This applies to any type of “real tea” using the plant that tea comes from, Camellia sinensis, including white tea, green tea and oolong tea. Any herbal teas can be brewed as normal using a full...
Green Tea contains tannins (one of the compound in Tea). When you boil Green Tea directly in boiling water, it releases more tannins and gives a very bitter taste. This is good for health but bad for your tongue. Boil water, allow it to cool for few minutes, add green tea. This is the normal brewing method

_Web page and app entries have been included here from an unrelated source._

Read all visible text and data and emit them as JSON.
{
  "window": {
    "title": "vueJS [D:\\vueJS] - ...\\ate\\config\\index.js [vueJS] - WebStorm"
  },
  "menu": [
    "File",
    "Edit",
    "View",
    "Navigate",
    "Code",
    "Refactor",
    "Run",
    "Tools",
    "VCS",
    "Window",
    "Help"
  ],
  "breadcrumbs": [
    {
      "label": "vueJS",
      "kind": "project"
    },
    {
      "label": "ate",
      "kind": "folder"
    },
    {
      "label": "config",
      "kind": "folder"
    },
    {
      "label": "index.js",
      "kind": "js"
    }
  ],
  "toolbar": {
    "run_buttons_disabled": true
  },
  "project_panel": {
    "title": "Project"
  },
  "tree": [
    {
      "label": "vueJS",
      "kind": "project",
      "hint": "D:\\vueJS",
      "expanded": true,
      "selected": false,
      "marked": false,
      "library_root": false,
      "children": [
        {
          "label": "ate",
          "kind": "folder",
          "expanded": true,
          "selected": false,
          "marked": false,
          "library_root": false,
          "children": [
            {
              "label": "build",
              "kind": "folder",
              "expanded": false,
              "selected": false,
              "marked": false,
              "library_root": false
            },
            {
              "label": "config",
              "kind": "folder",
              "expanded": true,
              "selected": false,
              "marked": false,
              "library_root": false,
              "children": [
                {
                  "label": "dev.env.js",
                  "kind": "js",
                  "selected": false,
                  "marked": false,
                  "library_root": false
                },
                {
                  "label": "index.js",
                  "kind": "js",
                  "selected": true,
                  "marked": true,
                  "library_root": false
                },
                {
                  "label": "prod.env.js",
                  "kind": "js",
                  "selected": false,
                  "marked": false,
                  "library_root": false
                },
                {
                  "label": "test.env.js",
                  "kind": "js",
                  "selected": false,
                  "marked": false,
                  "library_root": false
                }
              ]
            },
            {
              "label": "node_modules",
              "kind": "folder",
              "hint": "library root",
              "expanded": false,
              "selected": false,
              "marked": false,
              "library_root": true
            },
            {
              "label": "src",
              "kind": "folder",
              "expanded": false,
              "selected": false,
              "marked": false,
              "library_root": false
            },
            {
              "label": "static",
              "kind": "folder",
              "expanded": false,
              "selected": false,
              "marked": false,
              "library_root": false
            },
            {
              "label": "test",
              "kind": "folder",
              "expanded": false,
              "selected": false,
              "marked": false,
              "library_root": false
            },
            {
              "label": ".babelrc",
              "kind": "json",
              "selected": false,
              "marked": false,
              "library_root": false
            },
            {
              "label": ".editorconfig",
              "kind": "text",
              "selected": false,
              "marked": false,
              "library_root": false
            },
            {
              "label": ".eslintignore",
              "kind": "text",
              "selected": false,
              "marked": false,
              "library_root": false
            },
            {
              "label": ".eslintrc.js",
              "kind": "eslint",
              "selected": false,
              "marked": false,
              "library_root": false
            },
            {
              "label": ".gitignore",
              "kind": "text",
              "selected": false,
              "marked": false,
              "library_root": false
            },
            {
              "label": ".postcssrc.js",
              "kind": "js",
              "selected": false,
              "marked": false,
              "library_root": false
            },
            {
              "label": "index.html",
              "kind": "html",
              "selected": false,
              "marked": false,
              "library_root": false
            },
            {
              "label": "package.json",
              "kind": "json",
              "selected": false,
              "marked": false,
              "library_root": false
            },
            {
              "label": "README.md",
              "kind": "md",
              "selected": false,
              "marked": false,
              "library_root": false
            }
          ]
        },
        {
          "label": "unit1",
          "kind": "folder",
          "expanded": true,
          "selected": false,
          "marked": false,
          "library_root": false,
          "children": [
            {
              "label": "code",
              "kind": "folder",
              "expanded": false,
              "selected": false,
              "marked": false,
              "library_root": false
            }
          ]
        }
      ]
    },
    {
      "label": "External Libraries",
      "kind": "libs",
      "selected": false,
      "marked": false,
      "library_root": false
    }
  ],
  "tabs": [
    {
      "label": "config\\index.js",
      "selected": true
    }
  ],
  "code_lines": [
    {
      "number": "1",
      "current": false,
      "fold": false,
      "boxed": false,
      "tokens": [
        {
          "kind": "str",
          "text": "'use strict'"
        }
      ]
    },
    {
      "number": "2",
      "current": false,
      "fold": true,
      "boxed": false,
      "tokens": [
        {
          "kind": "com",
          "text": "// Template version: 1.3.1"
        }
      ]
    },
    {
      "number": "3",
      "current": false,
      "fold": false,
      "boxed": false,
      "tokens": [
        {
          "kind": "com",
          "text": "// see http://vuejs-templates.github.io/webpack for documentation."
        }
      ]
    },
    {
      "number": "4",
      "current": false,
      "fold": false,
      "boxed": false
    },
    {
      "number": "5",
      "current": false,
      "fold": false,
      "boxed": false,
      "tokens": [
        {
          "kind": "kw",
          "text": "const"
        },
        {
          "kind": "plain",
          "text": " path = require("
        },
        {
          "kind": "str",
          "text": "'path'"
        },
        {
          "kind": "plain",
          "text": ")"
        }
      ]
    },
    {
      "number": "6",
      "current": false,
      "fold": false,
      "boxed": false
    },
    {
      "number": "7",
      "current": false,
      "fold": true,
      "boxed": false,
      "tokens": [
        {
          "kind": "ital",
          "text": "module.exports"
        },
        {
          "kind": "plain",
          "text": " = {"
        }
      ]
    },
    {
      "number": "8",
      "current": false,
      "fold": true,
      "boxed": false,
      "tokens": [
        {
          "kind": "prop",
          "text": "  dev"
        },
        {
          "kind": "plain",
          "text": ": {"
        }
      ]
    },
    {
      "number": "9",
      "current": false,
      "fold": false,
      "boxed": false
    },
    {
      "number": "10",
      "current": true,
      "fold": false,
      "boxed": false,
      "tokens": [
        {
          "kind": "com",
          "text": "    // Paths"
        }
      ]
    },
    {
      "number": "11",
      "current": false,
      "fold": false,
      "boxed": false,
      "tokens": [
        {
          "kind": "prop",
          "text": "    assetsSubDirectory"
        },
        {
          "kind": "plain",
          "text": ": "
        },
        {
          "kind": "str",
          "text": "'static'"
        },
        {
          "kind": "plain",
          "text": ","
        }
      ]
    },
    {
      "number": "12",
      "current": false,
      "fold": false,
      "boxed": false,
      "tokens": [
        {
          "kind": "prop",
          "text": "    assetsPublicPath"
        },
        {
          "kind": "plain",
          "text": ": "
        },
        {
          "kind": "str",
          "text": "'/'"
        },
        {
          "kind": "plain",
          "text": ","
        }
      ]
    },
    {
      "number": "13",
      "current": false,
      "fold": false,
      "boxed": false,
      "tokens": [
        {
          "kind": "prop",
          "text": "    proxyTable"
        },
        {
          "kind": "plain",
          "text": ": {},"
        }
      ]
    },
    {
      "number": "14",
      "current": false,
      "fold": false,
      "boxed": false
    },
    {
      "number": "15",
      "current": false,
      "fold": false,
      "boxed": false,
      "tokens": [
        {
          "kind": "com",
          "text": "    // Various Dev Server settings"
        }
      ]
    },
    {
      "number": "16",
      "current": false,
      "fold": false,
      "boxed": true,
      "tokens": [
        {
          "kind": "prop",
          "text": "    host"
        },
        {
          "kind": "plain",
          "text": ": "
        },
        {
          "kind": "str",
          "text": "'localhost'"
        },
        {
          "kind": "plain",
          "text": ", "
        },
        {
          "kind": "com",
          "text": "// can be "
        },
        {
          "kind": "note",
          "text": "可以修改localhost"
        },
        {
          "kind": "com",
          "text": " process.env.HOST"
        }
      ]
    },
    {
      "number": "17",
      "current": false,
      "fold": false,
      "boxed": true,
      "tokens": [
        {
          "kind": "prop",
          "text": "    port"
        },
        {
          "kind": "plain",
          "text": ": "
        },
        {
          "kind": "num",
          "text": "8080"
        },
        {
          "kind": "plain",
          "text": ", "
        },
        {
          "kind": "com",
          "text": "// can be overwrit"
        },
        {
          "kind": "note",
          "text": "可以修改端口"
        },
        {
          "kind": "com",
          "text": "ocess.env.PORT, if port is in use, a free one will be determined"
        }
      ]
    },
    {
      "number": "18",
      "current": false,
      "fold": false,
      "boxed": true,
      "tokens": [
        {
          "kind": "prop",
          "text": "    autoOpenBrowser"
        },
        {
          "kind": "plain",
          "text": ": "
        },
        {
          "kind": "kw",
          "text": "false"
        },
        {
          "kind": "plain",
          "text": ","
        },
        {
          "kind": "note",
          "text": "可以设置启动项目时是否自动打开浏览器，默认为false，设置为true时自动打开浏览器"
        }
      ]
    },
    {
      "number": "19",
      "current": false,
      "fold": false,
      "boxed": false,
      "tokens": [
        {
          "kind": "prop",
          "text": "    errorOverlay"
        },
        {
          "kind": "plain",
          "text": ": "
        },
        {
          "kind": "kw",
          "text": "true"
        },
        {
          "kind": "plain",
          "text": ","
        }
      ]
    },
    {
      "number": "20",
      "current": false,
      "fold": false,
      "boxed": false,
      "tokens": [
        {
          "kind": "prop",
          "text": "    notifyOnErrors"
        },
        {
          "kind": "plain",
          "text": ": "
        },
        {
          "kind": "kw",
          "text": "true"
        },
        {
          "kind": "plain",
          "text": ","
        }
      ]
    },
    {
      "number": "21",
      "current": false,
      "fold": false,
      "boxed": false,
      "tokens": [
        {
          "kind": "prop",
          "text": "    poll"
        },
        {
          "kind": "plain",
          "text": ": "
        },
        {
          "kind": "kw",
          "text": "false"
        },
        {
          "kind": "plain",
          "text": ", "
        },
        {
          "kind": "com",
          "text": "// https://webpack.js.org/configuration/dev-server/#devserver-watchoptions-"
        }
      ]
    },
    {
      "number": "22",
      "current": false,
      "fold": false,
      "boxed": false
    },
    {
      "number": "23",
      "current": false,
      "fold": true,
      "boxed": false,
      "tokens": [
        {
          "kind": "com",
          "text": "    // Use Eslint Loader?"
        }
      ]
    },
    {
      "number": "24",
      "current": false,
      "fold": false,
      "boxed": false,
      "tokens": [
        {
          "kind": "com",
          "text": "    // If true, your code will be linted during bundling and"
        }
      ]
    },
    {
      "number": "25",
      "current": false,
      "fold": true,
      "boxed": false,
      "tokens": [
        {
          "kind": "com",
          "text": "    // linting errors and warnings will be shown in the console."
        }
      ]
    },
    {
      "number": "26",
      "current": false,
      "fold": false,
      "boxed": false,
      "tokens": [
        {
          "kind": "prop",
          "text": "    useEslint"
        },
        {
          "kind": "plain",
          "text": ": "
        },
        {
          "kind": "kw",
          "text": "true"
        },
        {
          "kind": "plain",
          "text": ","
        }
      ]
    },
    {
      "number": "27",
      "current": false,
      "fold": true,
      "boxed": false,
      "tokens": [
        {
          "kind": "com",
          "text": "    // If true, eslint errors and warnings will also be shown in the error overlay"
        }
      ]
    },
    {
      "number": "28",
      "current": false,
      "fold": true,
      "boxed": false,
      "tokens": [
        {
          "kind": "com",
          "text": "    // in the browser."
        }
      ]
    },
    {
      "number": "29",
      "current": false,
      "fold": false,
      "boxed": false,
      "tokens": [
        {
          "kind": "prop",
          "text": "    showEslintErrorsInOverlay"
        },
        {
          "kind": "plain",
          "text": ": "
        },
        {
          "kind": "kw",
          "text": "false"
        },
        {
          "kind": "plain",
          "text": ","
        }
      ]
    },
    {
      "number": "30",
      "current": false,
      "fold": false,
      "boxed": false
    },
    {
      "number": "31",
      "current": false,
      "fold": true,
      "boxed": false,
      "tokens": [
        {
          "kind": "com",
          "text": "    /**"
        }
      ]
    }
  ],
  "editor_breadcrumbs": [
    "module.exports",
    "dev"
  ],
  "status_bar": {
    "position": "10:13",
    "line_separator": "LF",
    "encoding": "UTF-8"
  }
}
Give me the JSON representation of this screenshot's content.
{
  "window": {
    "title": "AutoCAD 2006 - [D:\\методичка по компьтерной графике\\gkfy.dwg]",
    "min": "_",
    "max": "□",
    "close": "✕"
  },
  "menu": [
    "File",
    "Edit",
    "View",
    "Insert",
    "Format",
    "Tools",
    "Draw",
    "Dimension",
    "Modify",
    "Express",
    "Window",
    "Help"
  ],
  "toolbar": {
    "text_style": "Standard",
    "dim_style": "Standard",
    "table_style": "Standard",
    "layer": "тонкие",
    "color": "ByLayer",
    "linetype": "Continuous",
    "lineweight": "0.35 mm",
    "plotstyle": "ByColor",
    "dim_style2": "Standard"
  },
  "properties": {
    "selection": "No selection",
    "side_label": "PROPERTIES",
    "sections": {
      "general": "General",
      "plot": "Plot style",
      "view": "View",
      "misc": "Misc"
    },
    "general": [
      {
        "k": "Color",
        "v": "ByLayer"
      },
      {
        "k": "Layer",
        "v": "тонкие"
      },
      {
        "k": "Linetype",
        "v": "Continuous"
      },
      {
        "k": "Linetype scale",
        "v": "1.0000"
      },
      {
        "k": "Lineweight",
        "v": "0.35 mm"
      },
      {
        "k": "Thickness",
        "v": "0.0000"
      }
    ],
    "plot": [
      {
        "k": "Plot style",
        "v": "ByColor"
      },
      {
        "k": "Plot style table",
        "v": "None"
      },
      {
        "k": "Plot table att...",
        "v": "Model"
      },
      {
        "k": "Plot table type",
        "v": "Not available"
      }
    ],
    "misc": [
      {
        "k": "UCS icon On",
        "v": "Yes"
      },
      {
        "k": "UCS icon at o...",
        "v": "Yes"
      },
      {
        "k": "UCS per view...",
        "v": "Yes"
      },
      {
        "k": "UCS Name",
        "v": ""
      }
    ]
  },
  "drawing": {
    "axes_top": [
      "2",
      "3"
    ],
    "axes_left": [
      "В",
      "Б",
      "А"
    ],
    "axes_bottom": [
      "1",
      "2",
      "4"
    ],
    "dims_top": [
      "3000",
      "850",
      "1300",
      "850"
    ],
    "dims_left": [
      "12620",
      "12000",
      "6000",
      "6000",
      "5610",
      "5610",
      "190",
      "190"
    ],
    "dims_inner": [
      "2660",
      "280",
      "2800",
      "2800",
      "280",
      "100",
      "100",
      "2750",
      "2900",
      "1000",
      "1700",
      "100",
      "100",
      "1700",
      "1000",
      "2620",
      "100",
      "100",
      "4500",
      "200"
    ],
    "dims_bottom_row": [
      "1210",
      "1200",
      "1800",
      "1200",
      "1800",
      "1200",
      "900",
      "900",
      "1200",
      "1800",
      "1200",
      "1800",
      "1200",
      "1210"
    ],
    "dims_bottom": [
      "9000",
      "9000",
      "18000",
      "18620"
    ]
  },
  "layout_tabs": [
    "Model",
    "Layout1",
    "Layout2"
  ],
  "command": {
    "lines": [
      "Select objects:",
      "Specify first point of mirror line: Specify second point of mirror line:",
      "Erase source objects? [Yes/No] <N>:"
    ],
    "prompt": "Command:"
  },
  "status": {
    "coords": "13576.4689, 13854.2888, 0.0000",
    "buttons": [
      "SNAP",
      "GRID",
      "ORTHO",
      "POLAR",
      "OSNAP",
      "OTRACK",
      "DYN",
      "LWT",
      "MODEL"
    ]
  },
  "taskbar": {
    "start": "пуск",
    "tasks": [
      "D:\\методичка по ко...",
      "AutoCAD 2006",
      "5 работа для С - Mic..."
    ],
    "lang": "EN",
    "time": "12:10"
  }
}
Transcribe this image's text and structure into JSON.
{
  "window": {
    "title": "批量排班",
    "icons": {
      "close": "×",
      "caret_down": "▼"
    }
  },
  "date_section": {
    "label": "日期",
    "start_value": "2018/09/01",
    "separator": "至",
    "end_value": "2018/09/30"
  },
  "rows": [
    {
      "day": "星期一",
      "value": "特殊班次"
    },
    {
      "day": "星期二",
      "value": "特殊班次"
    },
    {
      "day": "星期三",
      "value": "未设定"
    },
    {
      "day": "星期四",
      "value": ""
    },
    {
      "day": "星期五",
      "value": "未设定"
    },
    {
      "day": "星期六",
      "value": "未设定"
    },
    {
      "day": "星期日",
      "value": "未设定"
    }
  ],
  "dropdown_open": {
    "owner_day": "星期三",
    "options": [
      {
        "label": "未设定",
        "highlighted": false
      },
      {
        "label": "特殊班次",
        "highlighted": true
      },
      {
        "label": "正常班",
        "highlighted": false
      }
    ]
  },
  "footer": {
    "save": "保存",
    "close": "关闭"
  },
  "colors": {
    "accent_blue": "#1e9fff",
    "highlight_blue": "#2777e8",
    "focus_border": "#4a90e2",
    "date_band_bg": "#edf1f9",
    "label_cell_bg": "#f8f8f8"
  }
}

If your green tea tastes bitter or overly grassy, try brewing it at a lower temperature. Most green teas are best when brewed well below boiling temp (212 F), at somewhere between 150 F and 180 F. If you're warming water in a pot, this means it will have either tiny bubbles forming in the bottom of the pot or tiny bubbles (about 3 mm) rapidly rising to the surface of the pot.
Catechins give a bitter taste, and a cup of first harvest green tea made with boiling water might turn you off drinking green tea for life. This means that you should always use cooler water or shorter steep time for brewing the first harvest green tea. On the other hand, mature leaves like bancha and hojicha, are likely to tolerate higher temperatures, and even give a better flavor when brewed with slightly hotter water. Best green tea brewing temperature
Sencha – to brew this tasteful variety the water temperature should be between 70ºC to 80ºC (158ºF to 176ºF) and the steeping time around 1-2 minutes in a teapot. Hojicha and Genmaicha – for these two green teas you may boil water and let the tea leaves brew for 2-3 minutes.
The tea makers also agree with Isark and Eisler's sentiments, adding that you should "never pour boiling water over a tea bag or loose tea." This is due to the heat burning the tea and preventing ...
Sure, you can infuse the tea to be as strong as you like it! This will extract more nutrients, although the same effect can be achieved by steeping the same leaves twice. Also, remember not to use boiling water, the water should be about 175° when you add the green tea.
Logically, every type of tea has its own taste and flavor. For example, green tea has a softer, usually more gentle personality than black tea and you can brew it in water that cools at around 75 degrees. Oolong tea should be brewed in water that is around 85 degrees. Lastly, black tea is best brewed in water with temperature of 90-95 degrees.
Always put freshwater, preferably filtered, in the kettle of the pot to boil.